LEE HOCHBERG: The bill passed the California legislature by a huge majority. But Governor Gray Davis vetoed it. The governor, whose own office scrutinizes its employees' e-mail, said the bill "would place unnecessary and complicating obligations on employers." Staff Director Vince Hall.
VINCE HALL: This could result in lawsuits against employers because either the employers did not know that they were required by state law to provide such notification or that the employee is contesting the validity of the type of notification that the employer offered.
LEE HOCHBERG: The Governor's office believes any boss who provides employees with equipment has the right to monitor it.
VINCE HALL: If an employer purchases a computer, hires an employee, provides Internet connectivity, the employer has a right to supervise exactly what it is that the employee is doing with that technology.
LEE HOCHBERG: Bowen says that argument doesn't wash.
STATE SENATOR DEBRA BOWEN: The employer provides a bathroom - but the employer does not have a right to monitor you or videotape you in the bathroom... the employer pays for telephones and pays the telephone bill -- but under federal law - an employer may not tape or monitor an employee's personal telephone conversations...there is no law on computer usage but I think it should be the same.
LEE HOCHBERG: It's not just private individuals with e-mail concerns. In Boston, public officials are fighting for their own e-mail privacy. The city is undergoing an $11-billion downtown redevelopment, the most massive public works project in the US. As part of her coverage of the story, reporter Linda Rosencrance of the Boston Tab newspaper requested access to the e-mails of City Council members. Editor Bob Unger.
BOB UNGER: We wanted to know whether or not there were deals being struck that the public might not know about in open session.
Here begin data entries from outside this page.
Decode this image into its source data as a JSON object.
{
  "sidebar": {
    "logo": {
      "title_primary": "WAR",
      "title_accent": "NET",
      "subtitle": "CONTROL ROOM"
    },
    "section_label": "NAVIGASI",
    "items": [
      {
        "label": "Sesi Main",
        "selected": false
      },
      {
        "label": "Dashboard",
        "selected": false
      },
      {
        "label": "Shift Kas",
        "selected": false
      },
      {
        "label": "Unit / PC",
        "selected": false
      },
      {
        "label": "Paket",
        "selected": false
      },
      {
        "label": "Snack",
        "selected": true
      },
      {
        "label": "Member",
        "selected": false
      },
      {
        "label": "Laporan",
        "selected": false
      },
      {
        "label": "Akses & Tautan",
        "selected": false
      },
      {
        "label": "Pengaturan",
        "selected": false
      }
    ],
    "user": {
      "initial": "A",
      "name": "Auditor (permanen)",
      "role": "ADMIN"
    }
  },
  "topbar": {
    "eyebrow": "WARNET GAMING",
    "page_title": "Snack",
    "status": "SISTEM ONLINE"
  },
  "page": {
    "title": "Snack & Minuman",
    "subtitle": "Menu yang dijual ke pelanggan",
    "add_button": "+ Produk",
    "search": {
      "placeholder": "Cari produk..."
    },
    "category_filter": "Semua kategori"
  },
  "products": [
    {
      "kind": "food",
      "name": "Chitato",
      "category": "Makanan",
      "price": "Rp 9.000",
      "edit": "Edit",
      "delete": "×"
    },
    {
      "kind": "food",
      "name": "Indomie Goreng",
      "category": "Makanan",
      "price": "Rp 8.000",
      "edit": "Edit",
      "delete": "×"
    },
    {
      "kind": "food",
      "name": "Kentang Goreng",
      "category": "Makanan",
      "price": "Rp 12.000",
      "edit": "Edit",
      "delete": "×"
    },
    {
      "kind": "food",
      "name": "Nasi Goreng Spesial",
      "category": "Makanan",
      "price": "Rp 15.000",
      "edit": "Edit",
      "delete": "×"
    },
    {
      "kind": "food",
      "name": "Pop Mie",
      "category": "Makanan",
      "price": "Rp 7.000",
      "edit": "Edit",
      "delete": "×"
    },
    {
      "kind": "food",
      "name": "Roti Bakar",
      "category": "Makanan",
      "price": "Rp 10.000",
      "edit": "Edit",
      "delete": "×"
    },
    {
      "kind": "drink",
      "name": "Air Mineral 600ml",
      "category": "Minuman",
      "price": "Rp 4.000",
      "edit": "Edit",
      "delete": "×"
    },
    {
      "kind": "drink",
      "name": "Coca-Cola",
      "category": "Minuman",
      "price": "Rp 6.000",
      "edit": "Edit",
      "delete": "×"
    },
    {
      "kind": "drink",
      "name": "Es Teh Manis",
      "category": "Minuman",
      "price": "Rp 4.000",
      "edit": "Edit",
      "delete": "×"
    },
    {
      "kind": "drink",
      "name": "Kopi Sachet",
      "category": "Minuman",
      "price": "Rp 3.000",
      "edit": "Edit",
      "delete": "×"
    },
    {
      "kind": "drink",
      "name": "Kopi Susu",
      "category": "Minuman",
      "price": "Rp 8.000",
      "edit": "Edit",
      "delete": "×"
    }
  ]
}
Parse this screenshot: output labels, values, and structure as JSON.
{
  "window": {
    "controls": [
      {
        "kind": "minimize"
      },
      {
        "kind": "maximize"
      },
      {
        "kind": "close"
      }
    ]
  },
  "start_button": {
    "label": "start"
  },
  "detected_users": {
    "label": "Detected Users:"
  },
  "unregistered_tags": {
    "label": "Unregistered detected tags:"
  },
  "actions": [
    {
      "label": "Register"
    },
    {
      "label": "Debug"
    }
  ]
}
We asked for those e-mails to see exactly what the tenor of those conversations had been.
LEE HOCHBERG: But seven city councilors, including president Jim Kelly, rejected the request...arguing e-mail is private.
JIM KELLY: I mean, Linda Rosencrance doesn't have any more right to that kind of information than to come in and start looking through my desk drawers...it's none of Linda Rosencrance's business. If she wants to find out what someone sent to me- then go find out who sent it to me and ask them for copies. Don't ask me to give her copies of what someone sent to me. I'm not going to do it.
LEE HOCHBERG: The Massachusetts Supervisor of Public Records ruled virtually all e-mail sent or received by a government employee is public record. But Council president Kelly refuses to turn his over, and vows to fight it out in court. Editor Unger says a precedent needs to be made clear.
BOB UNGER: We're going to create a whole class of government existing in a subterranean level, which would be dangerous.
LEE HOCHBERG: As public and private employers debate e-mail rules, programmers may have a software solution. New programs encrypt e-mail messages with a digital key, so they're only readable for a short time. But the technology is unwieldy. For now, when your computer says, "you've got mail", you may have privacy concerns as well.